Deiana, Sarah. The Unbearable Weight of Being a Woman – Italy. September 2019.
Escandell, Andrea da Silva. The Illogic of Extremes – Uruguay. May 2019.
Gomez, Javier. The Canyon Inside Us – Argentina. July 2019.
Hernandez, Jonay Quintero. Extremism Is Now the New Hype? – Spain. February 2019.
Husseini, Maha. Bilingual Par Excellence – Canada. August 2019.
Israyelyan, Mania. Polarized Within Ourselves – Armenia. June 2019.
Julber, Lillian. Difficult to Understand – Uruguay. July 2019.
Kanunova, Nigina. Role of Polarization in the Life of an Individual and Society – Tajikistan. July 2019.
López, Virginia Sanmartín. Why Live on an Edge? – Spain. August 2019.
Montano, Osvaldo. Progress in the Face of Polarization – Bolivia. February 2019.
Pavicevic, Nikolina. The Law of Silence – Montenegro. September 2019.
Protić, Aleksandar. Linguistic Balkanization as a Means of Polarization – The Balkans. June 2019.
Ranaldo, Mary. Social Polarization – Italy. April 2019.
Ray, Sanjay Kumar. At the Crossroads – India. August 2019.
Romano, Mavi. Censorship and Cultural Survival in a World without Gods – Spain. January 2019.
Çakir, Peren. Needing a Sustainable Future in the Midst of Political Polarization – Argentina and Turkey. September 2019.
Sariñana, Alejandra Gonzalez. Student Movements – Mexico. March 2019.
Sekulić, Jelena. The Polarizacija of Serbian Culture – Serbia. June 2019.
Sem, Sebastião. Brandos Costumes – Portugal. July 2019.
Sepi, Andreea. A World of Victims and Perpetrators? – Germany and Romania. February 2019.
Sevunts, Nane. The Era To Close – Armenia. March 2019.
Skobic, Alexandar. The Loss of Identity – The Balkans. April 2019.
Sitorus, Rina. Polarization in Politics: All a Cebong or Kampret – Indonesia. March 2019.
Spirito, Julieta. A Thought about Polarized Insecurity – Argentina. April 2019.
Valenzuela, Monica. Adults and Children – Peru. April 2019.
Vuka. Extreme Immunity to Functional Tax and Judicial System – Serbia. March 2019
Wallis, Toni. Walls and Resettlement – South Africa and Angola. February 2019.
Williams, Jazz Carl. Unfinished Episodes – Spain. May 2019.
Zakharova, Anastasiya. Feminism – Russia. August 2019.
CW 41 – Kenya – Kenn Mwangi
CW 42 – Pakistan – Muhammad Kashif Shahid
CW 43 – Tunisia – Sarah Turki
CW 44 – Estonia – Margot Arula
CW 45 – Ghana – Kwasi Amankwah Awuah
CW 46 – Dominican Republic – Aura De Los Santos
CW 47 – Montenegro – Nikolina Pavicevic
CW 48 – America – Talia Stotts
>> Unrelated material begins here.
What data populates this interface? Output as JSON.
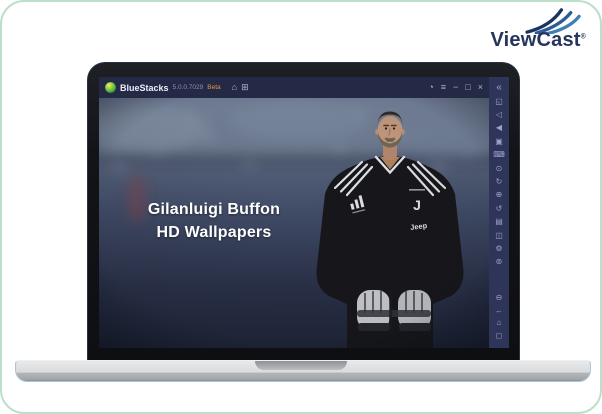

CW 49 – Philippines – Kristian Uusitalo
CW 50 – Hungary – Zoltan Monar
CW 51 – Syria/UAE/Egypt – Ahmed Ibrahim
CW 52 – Nigeria – Ethelbert Umeh
Source: The Codex of Uncertainty Transposed